I do not like fighting metaphors when it comes to describing sustainable coopertition. “Why, Andy?” I’m glad you asked! It’s because war is not sustainable. Someone eventually loses. Truth be told – everyone involved in a war loses something. While I believe there are causes worth fighting over, I’m not convinced war is the best way to wage the fight. I see it instead as “the last option.”

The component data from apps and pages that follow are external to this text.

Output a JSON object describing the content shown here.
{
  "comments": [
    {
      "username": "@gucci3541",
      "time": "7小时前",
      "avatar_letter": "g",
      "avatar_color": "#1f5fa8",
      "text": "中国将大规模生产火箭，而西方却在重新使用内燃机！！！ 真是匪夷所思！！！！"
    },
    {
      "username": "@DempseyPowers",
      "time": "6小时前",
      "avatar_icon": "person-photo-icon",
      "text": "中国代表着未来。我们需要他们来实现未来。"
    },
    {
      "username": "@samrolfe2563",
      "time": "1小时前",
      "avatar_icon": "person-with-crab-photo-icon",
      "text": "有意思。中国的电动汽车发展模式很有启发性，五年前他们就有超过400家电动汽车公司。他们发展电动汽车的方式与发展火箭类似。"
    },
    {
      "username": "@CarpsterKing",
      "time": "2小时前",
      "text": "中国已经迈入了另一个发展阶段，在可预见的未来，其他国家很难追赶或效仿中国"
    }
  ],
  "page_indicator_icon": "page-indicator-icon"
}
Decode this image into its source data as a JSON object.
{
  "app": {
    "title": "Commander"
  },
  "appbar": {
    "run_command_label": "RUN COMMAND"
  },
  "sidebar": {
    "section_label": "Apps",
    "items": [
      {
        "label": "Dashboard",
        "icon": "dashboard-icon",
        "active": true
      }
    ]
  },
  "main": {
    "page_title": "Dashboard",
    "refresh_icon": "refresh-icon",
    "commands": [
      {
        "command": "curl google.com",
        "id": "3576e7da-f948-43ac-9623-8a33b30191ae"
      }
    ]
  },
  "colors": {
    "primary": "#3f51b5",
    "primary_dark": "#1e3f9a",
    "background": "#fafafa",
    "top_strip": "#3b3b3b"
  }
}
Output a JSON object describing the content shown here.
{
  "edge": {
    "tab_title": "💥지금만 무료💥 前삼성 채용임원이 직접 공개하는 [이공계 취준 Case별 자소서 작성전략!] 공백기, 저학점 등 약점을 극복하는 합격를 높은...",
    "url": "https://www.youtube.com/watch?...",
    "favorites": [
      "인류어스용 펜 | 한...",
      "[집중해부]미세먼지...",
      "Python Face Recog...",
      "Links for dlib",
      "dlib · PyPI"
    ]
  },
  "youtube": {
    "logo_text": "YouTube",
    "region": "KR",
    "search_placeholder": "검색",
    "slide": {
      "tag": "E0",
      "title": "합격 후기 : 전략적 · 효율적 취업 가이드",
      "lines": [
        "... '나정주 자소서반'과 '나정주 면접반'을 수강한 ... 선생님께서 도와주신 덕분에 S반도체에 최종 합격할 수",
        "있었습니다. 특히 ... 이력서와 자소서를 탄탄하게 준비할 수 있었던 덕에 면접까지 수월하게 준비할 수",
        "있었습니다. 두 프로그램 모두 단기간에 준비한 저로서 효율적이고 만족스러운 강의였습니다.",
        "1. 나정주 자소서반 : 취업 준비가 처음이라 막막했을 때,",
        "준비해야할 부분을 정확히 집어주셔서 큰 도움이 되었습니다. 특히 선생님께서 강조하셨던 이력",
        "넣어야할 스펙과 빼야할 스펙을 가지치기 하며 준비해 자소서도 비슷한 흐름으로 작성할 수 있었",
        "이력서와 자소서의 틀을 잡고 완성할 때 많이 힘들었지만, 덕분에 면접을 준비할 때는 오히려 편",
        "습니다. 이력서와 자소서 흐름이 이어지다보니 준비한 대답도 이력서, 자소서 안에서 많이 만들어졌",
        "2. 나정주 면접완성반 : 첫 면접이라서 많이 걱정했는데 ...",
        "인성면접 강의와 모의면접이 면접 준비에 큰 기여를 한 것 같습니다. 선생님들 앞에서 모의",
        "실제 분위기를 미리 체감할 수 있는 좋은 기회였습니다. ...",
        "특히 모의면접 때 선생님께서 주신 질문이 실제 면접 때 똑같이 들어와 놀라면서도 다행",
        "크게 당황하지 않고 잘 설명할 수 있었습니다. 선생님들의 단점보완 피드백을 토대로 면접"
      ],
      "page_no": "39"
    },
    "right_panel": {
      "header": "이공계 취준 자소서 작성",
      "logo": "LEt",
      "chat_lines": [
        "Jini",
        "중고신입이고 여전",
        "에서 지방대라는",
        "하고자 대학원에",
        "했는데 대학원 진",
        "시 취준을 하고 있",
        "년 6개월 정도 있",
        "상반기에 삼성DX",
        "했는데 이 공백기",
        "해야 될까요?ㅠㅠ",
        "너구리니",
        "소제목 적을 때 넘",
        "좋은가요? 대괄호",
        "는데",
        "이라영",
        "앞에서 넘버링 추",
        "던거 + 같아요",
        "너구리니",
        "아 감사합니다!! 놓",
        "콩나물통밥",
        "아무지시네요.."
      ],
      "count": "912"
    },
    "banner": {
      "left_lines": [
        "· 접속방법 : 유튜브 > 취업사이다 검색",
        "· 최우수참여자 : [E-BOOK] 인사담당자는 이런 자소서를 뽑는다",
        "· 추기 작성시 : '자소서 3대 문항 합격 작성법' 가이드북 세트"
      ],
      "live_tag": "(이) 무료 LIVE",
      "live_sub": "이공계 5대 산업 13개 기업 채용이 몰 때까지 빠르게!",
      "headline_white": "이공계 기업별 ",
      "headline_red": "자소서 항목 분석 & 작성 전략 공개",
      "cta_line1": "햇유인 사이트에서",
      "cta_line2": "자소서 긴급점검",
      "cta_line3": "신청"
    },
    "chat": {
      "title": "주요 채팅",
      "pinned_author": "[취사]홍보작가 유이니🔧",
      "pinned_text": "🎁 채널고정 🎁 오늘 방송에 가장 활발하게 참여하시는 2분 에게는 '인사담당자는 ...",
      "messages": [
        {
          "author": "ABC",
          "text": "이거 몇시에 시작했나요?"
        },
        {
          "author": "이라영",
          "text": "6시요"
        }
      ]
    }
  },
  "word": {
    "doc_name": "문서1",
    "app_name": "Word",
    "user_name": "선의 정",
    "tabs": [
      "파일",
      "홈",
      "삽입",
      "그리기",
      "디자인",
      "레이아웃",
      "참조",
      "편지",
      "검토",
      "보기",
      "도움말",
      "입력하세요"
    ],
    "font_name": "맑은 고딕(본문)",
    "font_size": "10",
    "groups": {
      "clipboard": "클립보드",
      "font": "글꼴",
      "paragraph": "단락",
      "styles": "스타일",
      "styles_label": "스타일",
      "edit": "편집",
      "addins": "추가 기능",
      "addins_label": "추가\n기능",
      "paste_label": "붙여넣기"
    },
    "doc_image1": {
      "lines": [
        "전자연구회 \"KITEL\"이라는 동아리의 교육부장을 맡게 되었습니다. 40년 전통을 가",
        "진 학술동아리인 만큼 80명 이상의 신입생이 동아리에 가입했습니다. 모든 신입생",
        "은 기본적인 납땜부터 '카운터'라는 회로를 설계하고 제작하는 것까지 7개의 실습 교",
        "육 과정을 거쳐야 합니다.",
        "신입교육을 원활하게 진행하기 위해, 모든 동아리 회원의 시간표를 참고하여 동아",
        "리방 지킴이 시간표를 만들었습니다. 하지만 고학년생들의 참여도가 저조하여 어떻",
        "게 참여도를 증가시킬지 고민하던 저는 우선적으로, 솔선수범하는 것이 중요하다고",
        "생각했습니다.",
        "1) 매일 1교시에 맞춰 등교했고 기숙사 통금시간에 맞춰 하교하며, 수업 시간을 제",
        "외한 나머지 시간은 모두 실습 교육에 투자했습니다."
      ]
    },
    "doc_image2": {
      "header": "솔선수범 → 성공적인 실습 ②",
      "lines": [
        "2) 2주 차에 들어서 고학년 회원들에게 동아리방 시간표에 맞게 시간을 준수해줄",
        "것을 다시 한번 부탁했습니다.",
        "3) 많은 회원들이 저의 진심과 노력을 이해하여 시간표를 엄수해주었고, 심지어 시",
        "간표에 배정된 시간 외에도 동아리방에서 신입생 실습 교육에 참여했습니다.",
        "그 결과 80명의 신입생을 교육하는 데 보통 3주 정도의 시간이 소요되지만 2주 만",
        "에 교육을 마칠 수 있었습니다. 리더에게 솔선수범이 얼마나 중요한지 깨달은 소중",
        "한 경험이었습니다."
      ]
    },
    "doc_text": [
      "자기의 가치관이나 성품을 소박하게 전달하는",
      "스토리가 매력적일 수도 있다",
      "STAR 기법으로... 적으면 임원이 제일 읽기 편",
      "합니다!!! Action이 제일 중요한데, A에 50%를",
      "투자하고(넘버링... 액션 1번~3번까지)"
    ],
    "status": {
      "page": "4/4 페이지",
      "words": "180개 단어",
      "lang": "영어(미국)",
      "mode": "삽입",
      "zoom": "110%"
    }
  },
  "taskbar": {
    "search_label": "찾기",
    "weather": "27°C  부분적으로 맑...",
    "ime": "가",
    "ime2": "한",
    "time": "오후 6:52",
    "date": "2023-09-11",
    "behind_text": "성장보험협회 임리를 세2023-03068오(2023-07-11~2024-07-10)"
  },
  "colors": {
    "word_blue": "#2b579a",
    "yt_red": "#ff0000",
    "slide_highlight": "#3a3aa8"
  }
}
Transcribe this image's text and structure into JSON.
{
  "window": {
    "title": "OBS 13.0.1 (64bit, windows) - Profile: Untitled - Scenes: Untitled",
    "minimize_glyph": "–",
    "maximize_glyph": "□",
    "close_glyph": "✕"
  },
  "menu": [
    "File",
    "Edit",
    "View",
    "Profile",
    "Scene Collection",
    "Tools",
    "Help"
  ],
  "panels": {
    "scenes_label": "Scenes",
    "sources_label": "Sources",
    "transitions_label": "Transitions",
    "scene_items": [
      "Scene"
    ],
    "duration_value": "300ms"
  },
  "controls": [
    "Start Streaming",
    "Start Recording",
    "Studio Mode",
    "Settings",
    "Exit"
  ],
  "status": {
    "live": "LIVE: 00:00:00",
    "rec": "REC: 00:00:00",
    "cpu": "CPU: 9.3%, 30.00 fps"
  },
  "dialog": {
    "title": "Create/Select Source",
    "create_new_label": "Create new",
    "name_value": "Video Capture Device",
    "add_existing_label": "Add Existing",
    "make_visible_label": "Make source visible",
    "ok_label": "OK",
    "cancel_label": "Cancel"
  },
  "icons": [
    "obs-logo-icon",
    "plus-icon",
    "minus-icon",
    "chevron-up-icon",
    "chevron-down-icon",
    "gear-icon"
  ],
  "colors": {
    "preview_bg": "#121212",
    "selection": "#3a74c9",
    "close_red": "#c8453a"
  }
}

Sustainability is about making something work for the long haul. To accomplish this, a positive spiral is required. What’s a positive spiral? There’s lots of definitions and theories. My favorite definition begins with stasis and the status quo. Things are humming along at a decent clip, nothing too bad is happening but nothing too good is happening either. And then along comes a disturbance – a disruption. Perhaps some applecarts are upturned, maybe some feathers are ruffled, but the disruption stirs the soul of the organization (or business, or individual) and before you know it, something good has come from it: a positive spiral emerges – a sustainable bias towards the good.
Demonstrating you’ll stop at nothing to crush competition is not sustainable. The hidden message you send to your team and the market is: “I’m a selfish and insecure individual/business/organization. I cannot tolerate others in this space.” You may think everyone will want to work with such a big winner. You would be wrong. If your ego is that destructive, it will soon run out of external targets. At that point, there’s little left but internal targets; and you will begin taking your organization apart one snide comment at a time.
There’s Enough Work to go Around
There’s plenty of work out there. In fact, you can even earn a percentage off of work you send to competitors. How’s that for a win-win?
And let’s not forget about good will. Or bad will. Good will is one more reason people will choose you over your competition. Bad will is a reason for people to seek out and choose your competition. A common mistake of de facto monopolies is to think they must be doing things right because there’s no competition. Sometimes, the bad will is accumulating and will convert into momentum for competition, once it arrives.
Coopetition is a sustainable approach to markets and organizations.